Segment Start: Input

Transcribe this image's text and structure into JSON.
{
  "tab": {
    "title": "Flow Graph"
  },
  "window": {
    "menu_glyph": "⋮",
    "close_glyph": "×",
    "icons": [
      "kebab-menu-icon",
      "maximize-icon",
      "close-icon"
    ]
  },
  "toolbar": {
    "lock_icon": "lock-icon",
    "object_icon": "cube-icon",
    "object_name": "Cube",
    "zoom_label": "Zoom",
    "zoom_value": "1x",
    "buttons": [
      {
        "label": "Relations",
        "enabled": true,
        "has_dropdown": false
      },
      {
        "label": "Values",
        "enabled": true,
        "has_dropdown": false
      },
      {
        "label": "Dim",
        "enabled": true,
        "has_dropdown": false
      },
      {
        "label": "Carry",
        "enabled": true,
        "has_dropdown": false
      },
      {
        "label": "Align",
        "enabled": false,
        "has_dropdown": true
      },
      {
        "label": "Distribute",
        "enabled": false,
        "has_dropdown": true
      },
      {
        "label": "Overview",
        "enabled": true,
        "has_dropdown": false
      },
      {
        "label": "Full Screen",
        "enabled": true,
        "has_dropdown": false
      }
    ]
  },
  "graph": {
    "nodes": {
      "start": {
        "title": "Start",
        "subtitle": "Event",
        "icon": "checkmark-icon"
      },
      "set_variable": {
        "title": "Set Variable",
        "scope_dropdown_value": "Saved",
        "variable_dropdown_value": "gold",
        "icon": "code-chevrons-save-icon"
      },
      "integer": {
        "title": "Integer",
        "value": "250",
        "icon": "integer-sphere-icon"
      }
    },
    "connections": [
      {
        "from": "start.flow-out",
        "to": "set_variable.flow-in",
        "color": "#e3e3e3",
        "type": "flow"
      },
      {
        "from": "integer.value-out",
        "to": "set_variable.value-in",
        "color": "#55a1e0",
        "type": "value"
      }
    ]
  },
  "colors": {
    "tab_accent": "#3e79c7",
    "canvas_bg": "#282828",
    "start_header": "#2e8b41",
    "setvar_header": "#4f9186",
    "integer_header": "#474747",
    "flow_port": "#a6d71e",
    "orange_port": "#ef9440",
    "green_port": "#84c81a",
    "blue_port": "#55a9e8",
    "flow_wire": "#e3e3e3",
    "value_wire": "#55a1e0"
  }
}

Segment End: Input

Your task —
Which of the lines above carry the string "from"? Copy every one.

Exercise output —
        "from": "start.flow-out",
        "from": "integer.value-out",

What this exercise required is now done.